▸ **TASK DETAILS**:
Should an entry contain an image, omit it and repeat the rest exactly.

*** Opening DATASET ***

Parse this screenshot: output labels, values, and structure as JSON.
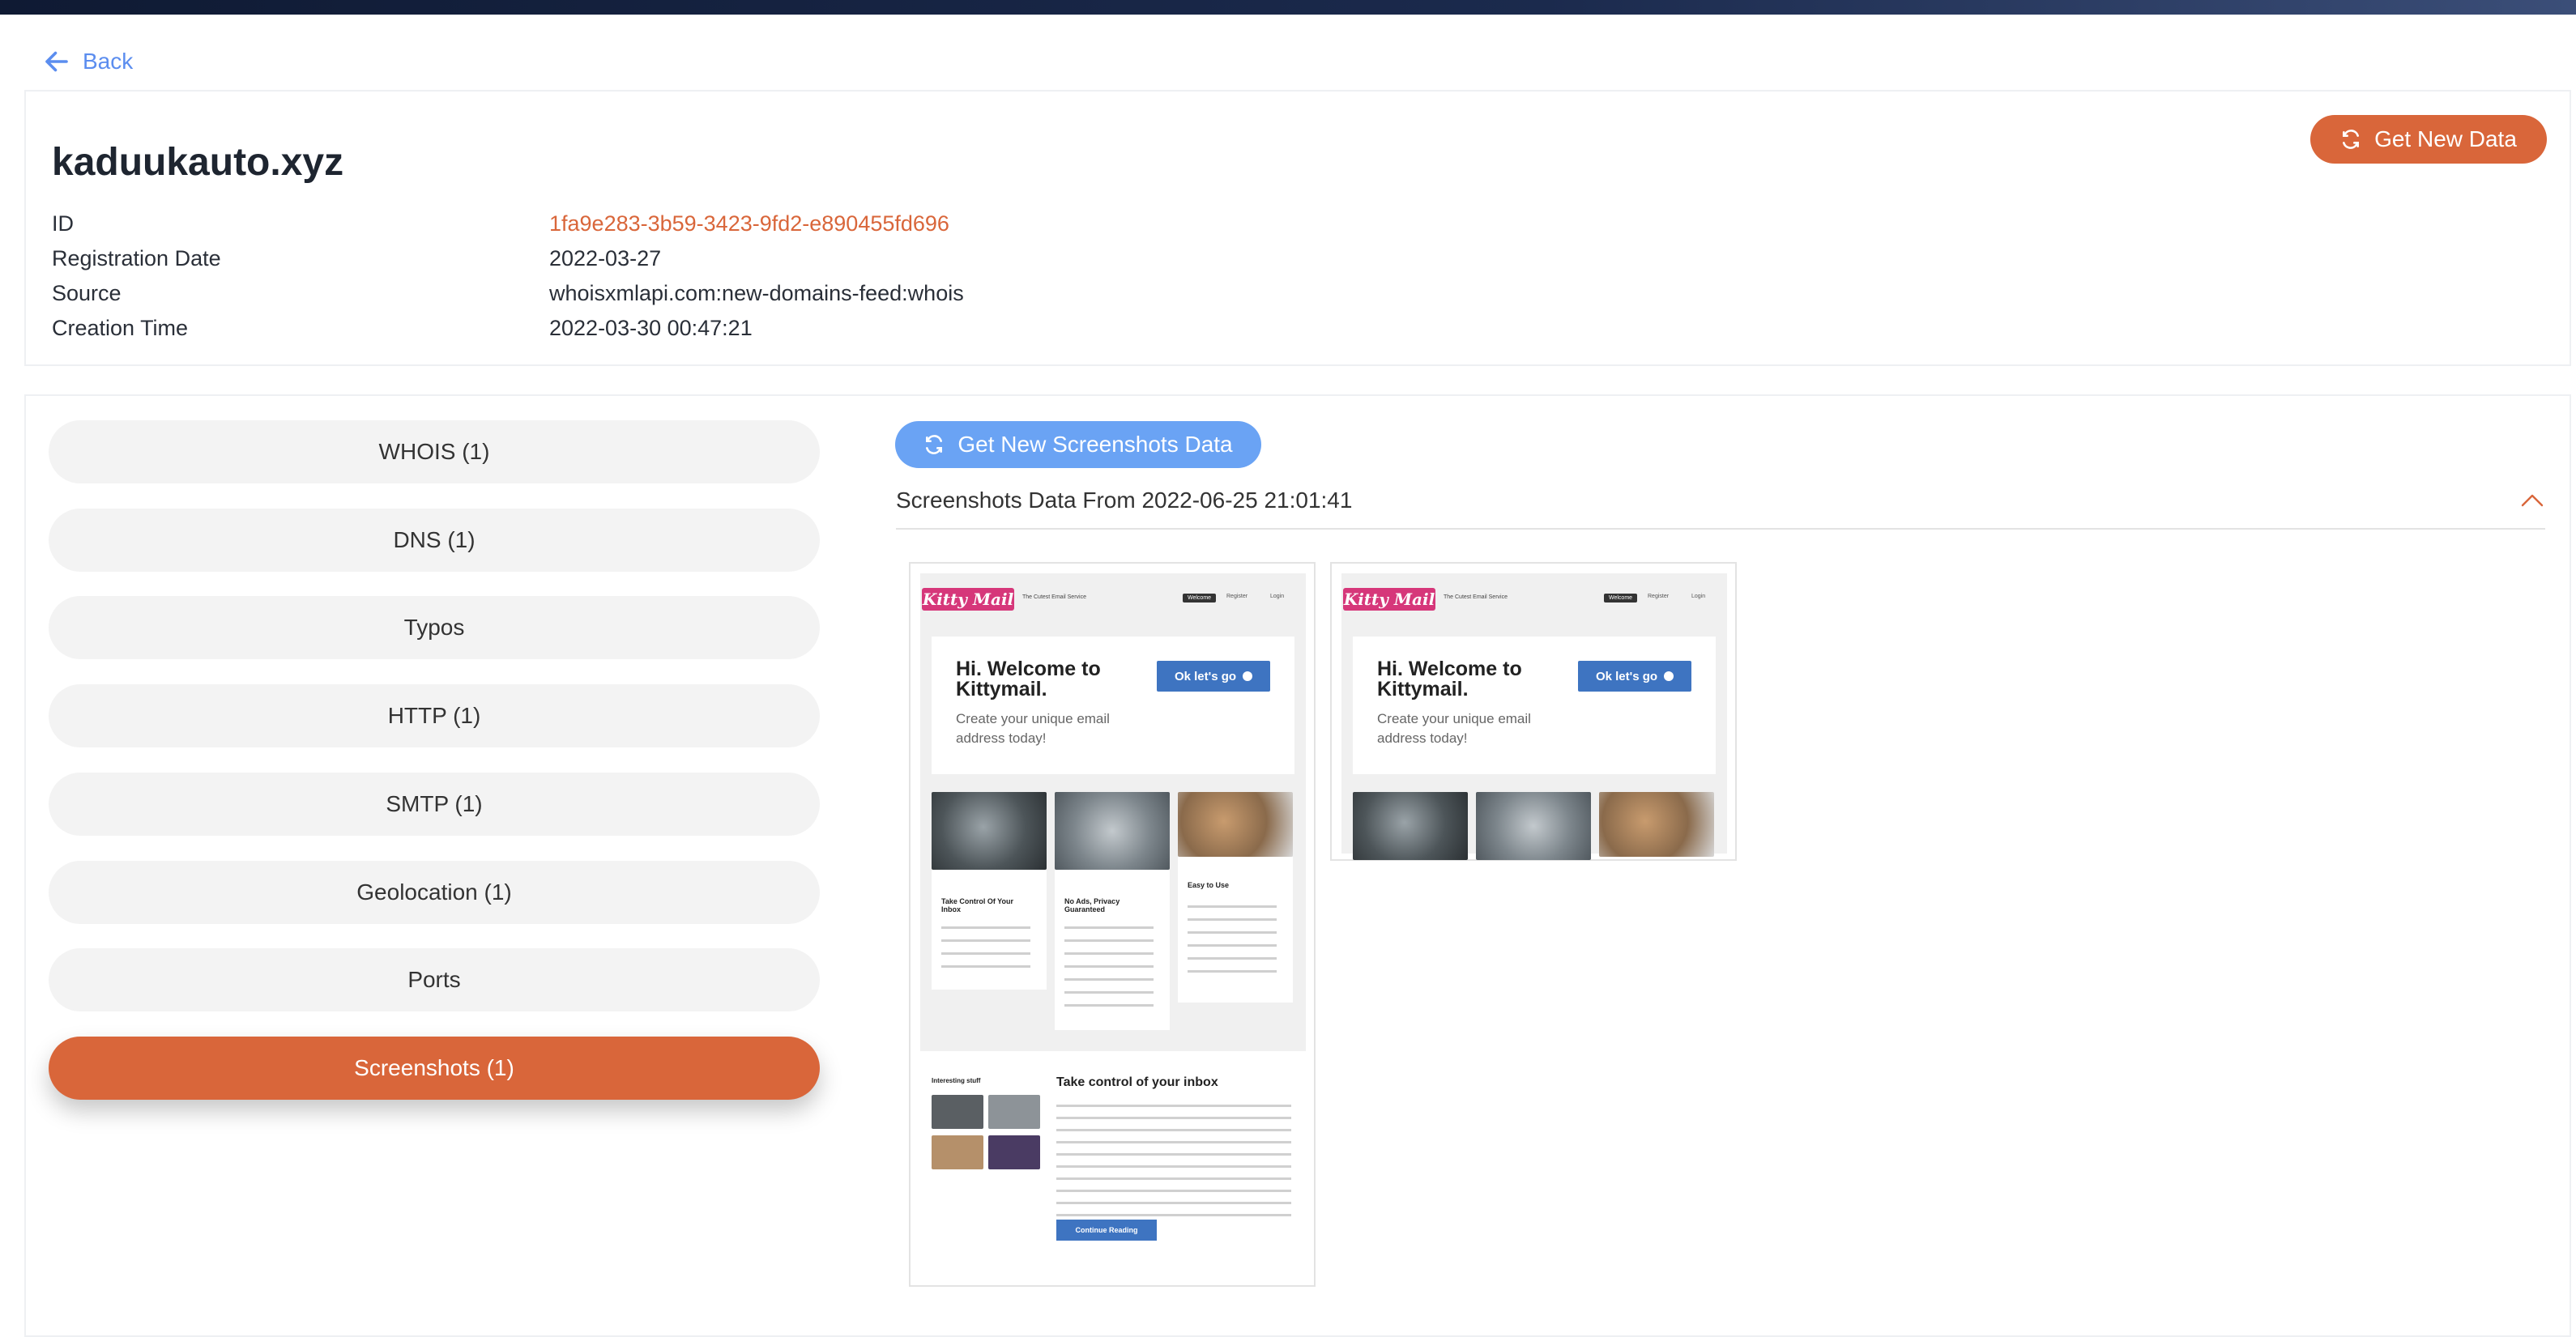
{
  "nav": {
    "back_label": "Back"
  },
  "domain": {
    "name": "kaduukauto.xyz",
    "get_new_data_label": "Get New Data",
    "fields": [
      {
        "label": "ID",
        "value": "1fa9e283-3b59-3423-9fd2-e890455fd696"
      },
      {
        "label": "Registration Date",
        "value": "2022-03-27"
      },
      {
        "label": "Source",
        "value": "whoisxmlapi.com:new-domains-feed:whois"
      },
      {
        "label": "Creation Time",
        "value": "2022-03-30 00:47:21"
      }
    ]
  },
  "tabs": [
    {
      "label": "WHOIS (1)",
      "active": false
    },
    {
      "label": "DNS (1)",
      "active": false
    },
    {
      "label": "Typos",
      "active": false
    },
    {
      "label": "HTTP (1)",
      "active": false
    },
    {
      "label": "SMTP (1)",
      "active": false
    },
    {
      "label": "Geolocation (1)",
      "active": false
    },
    {
      "label": "Ports",
      "active": false
    },
    {
      "label": "Screenshots (1)",
      "active": true
    }
  ],
  "screenshots": {
    "get_new_label": "Get New Screenshots Data",
    "header": "Screenshots Data From 2022-06-25 21:01:41",
    "site": {
      "logo": "Kitty Mail",
      "tagline": "The Cutest Email Service",
      "nav": [
        "Welcome",
        "Register",
        "Login"
      ],
      "hero_title": "Hi. Welcome to Kittymail.",
      "hero_sub": "Create your unique email address today!",
      "cta": "Ok let's go",
      "features": [
        "Take Control Of Your Inbox",
        "No Ads, Privacy Guaranteed",
        "Easy to Use"
      ],
      "interesting": "Interesting stuff",
      "section_title": "Take control of your inbox",
      "continue": "Continue Reading"
    }
  },
  "colors": {
    "accent": "#d9663a",
    "primary_blue": "#6aa3f4",
    "link": "#5b8def"
  }
}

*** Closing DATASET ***

▸ **YOUR SOLUTION**:
Parse this screenshot: output labels, values, and structure as JSON.
{
  "nav": {
    "back_label": "Back"
  },
  "domain": {
    "name": "kaduukauto.xyz",
    "get_new_data_label": "Get New Data",
    "fields": [
      {
        "label": "ID",
        "value": "1fa9e283-3b59-3423-9fd2-e890455fd696"
      },
      {
        "label": "Registration Date",
        "value": "2022-03-27"
      },
      {
        "label": "Source",
        "value": "whoisxmlapi.com:new-domains-feed:whois"
      },
      {
        "label": "Creation Time",
        "value": "2022-03-30 00:47:21"
      }
    ]
  },
  "tabs": [
    {
      "label": "WHOIS (1)",
      "active": false
    },
    {
      "label": "DNS (1)",
      "active": false
    },
    {
      "label": "Typos",
      "active": false
    },
    {
      "label": "HTTP (1)",
      "active": false
    },
    {
      "label": "SMTP (1)",
      "active": false
    },
    {
      "label": "Geolocation (1)",
      "active": false
    },
    {
      "label": "Ports",
      "active": false
    },
    {
      "label": "Screenshots (1)",
      "active": true
    }
  ],
  "screenshots": {
    "get_new_label": "Get New Screenshots Data",
    "header": "Screenshots Data From 2022-06-25 21:01:41",
    "site": {
      "logo": "Kitty Mail",
      "tagline": "The Cutest Email Service",
      "nav": [
        "Welcome",
        "Register",
        "Login"
      ],
      "hero_title": "Hi. Welcome to Kittymail.",
      "hero_sub": "Create your unique email address today!",
      "cta": "Ok let's go",
      "features": [
        "Take Control Of Your Inbox",
        "No Ads, Privacy Guaranteed",
        "Easy to Use"
      ],
      "interesting": "Interesting stuff",
      "section_title": "Take control of your inbox",
      "continue": "Continue Reading"
    }
  },
  "colors": {
    "accent": "#d9663a",
    "primary_blue": "#6aa3f4",
    "link": "#5b8def"
  }
}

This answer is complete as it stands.